As the adage goes, “Don’t wait to buy real estate. Buy real estate and wait.”
If you follow advice in the current climate, you could be in store for a nice windfall over the next 10 years, according to Ritholtz Wealth Management’s Ben Carlson.
And, as you can see, there is a clear uptick in homeownership happening at the moment:
“There is a real possibility real estate could be one of the dominant assets of the 2020s,” Carlson wrote in a post on his “Wealth of Common Sense” blog.
To many, that might sound rather obvious. But Carlson pointed out that, historically, real estate isn’t all it is cracked up to be compared with other assets in terms of performance.
He cited Shiller real home price data showing that the annualized gain of U.S. housing over the rate of inflation comes to a paltry 0.1% from 1900 to 1996. From there, it performed much better, but over the past century, it clearly lags behind many other asset classes.
“Some would say the takeaway here is that housing makes for a lousy long-term investment,” Carlson explained in his post. “There’s certainly an argument to be made for that claim when you consider all of the ancillary costs associated with homeownership — property taxes, upkeep, maintenance, insurance, renovations, landscaping, closing costs, etc. Owning a home involves more consumption than almost any investment on the planet.”
Now, however, he gave four reasons housing prices should catch fire in the coming years.
1. Millennials — This generation has resisted taking the plunge, but now, with the pandemic shifting the landscape, could be the time for this group to do adult things, like buy that first home. “Young people are settling down later in life because they are going to school for longer, had to deal with a housing bust, and graduated in and around the Great Financial Crisis,” Carlson said.
2. Interest rates — It’s hard to resist the historically low cost of borrowing money.
“Even if housing prices have risen in this time, lower borrowing rates have kept things more affordable than most people realize,” Carlson wrote in his blog post. “If the Fed has their way it sounds like rates are going to stay low for a number of years.
3. Supply — Are there enough houses to meet demand?

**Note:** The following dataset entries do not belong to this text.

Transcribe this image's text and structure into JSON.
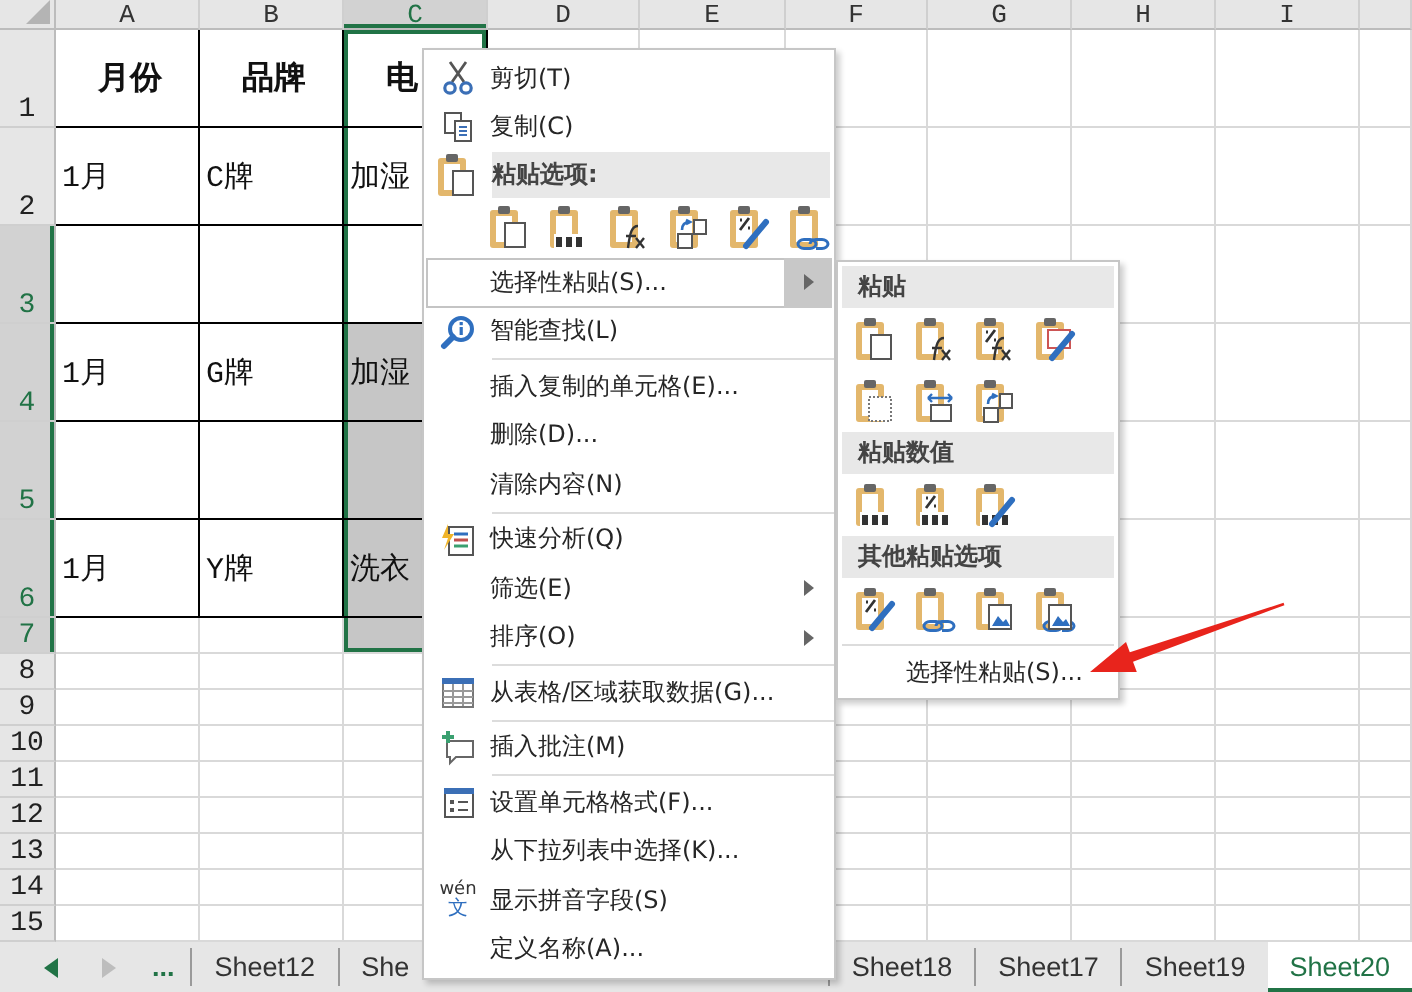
{
  "sheet": {
    "columns": [
      {
        "label": "A",
        "selected": false
      },
      {
        "label": "B",
        "selected": false
      },
      {
        "label": "C",
        "selected": true
      },
      {
        "label": "D",
        "selected": false
      },
      {
        "label": "E",
        "selected": false
      },
      {
        "label": "F",
        "selected": false
      },
      {
        "label": "G",
        "selected": false
      },
      {
        "label": "H",
        "selected": false
      },
      {
        "label": "I",
        "selected": false
      }
    ],
    "rows": [
      {
        "number": "1",
        "selected": false,
        "kind": "header",
        "cells": [
          {
            "text": "月份",
            "shaded": false
          },
          {
            "text": "品牌",
            "shaded": false
          },
          {
            "text": "电",
            "shaded": false
          }
        ]
      },
      {
        "number": "2",
        "selected": false,
        "kind": "data",
        "cells": [
          {
            "text": "1月",
            "shaded": false
          },
          {
            "text": "C牌",
            "shaded": false
          },
          {
            "text": "加湿",
            "shaded": false
          }
        ]
      },
      {
        "number": "3",
        "selected": true,
        "kind": "data",
        "cells": [
          {
            "shaded": false
          },
          {
            "shaded": false
          },
          {
            "shaded": false
          }
        ]
      },
      {
        "number": "4",
        "selected": true,
        "kind": "data",
        "cells": [
          {
            "text": "1月",
            "shaded": false
          },
          {
            "text": "G牌",
            "shaded": false
          },
          {
            "text": "加湿",
            "shaded": true
          }
        ]
      },
      {
        "number": "5",
        "selected": true,
        "kind": "data",
        "cells": [
          {
            "shaded": false
          },
          {
            "shaded": false
          },
          {
            "shaded": true
          }
        ]
      },
      {
        "number": "6",
        "selected": true,
        "kind": "data",
        "cells": [
          {
            "text": "1月",
            "shaded": false
          },
          {
            "text": "Y牌",
            "shaded": false
          },
          {
            "text": "洗衣",
            "shaded": true
          }
        ]
      },
      {
        "number": "7",
        "selected": true,
        "kind": "data",
        "cells": [
          {
            "shaded": false
          },
          {
            "shaded": false
          },
          {
            "shaded": true
          }
        ]
      },
      {
        "number": "8",
        "selected": false,
        "kind": "data",
        "cells": []
      },
      {
        "number": "9",
        "selected": false,
        "kind": "data",
        "cells": []
      },
      {
        "number": "10",
        "selected": false,
        "kind": "data",
        "cells": []
      },
      {
        "number": "11",
        "selected": false,
        "kind": "data",
        "cells": []
      },
      {
        "number": "12",
        "selected": false,
        "kind": "data",
        "cells": []
      },
      {
        "number": "13",
        "selected": false,
        "kind": "data",
        "cells": []
      },
      {
        "number": "14",
        "selected": false,
        "kind": "data",
        "cells": []
      },
      {
        "number": "15",
        "selected": false,
        "kind": "data",
        "cells": []
      }
    ]
  },
  "context_menu": {
    "items": [
      {
        "kind": "item",
        "label": "剪切(T)",
        "selected": false
      },
      {
        "kind": "item",
        "label": "复制(C)",
        "selected": false
      },
      {
        "kind": "header",
        "label": "粘贴选项:"
      },
      {
        "kind": "icon_row"
      },
      {
        "kind": "item",
        "label": "选择性粘贴(S)...",
        "selected": true,
        "submenu": true
      },
      {
        "kind": "item",
        "label": "智能查找(L)",
        "selected": false
      },
      {
        "kind": "separator"
      },
      {
        "kind": "item",
        "label": "插入复制的单元格(E)...",
        "selected": false
      },
      {
        "kind": "item",
        "label": "删除(D)...",
        "selected": false
      },
      {
        "kind": "item",
        "label": "清除内容(N)",
        "selected": false
      },
      {
        "kind": "separator"
      },
      {
        "kind": "item",
        "label": "快速分析(Q)",
        "selected": false
      },
      {
        "kind": "item",
        "label": "筛选(E)",
        "selected": false,
        "submenu": true
      },
      {
        "kind": "item",
        "label": "排序(O)",
        "selected": false,
        "submenu": true
      },
      {
        "kind": "separator"
      },
      {
        "kind": "item",
        "label": "从表格/区域获取数据(G)...",
        "selected": false
      },
      {
        "kind": "separator"
      },
      {
        "kind": "item",
        "label": "插入批注(M)",
        "selected": false
      },
      {
        "kind": "separator"
      },
      {
        "kind": "item",
        "label": "设置单元格格式(F)...",
        "selected": false
      },
      {
        "kind": "item",
        "label": "从下拉列表中选择(K)...",
        "selected": false
      },
      {
        "kind": "item",
        "label": "显示拼音字段(S)",
        "selected": false,
        "icon_text": [
          "wén",
          "文"
        ]
      },
      {
        "kind": "item",
        "label": "定义名称(A)...",
        "selected": false
      }
    ]
  },
  "paste_submenu": {
    "sections": [
      {
        "title": "粘贴"
      },
      {
        "title": "粘贴数值"
      },
      {
        "title": "其他粘贴选项"
      }
    ],
    "footer": {
      "label": "选择性粘贴(S)...",
      "selected": false
    }
  },
  "sheet_tabs": {
    "more": "...",
    "tabs": [
      {
        "label": "Sheet12",
        "selected": false
      },
      {
        "label": "She",
        "selected": false
      },
      {
        "label": "Sheet18",
        "selected": false
      },
      {
        "label": "Sheet17",
        "selected": false
      },
      {
        "label": "Sheet19",
        "selected": false
      },
      {
        "label": "Sheet20",
        "selected": true
      }
    ]
  }
}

“The hangover from the bursting of the 2000s housing bubble is still being felt when it comes to the supply of homes in this country,” Carlson said. “My guess is a combination of retiring baby boomers who need to tap their biggest asset (their house) for retirement funds and millennials who need a home will help these numbers rise in the coming years.”
4. Work from home — Carlson, unlike many others, isn’t calling for the virtual death of big cities, but he’s also not denying the change that seems to be here to stay.
“There could still be a nasty transition period as employers and employees alike realize they don’t all need to live and work in big cities to be productive,” he said. “Untethering employees from a specific location will allow them to move to more cost-effective areas and potentially change the housing dynamics for a large group of people.”
Meanwhile, the stock market continues to flex its muscle, with the Dow Jones Industrial Average
up nicely Tuesday. The S&P 500
and Nasdaq Composite
were fighting to gain traction higher in choppy trade.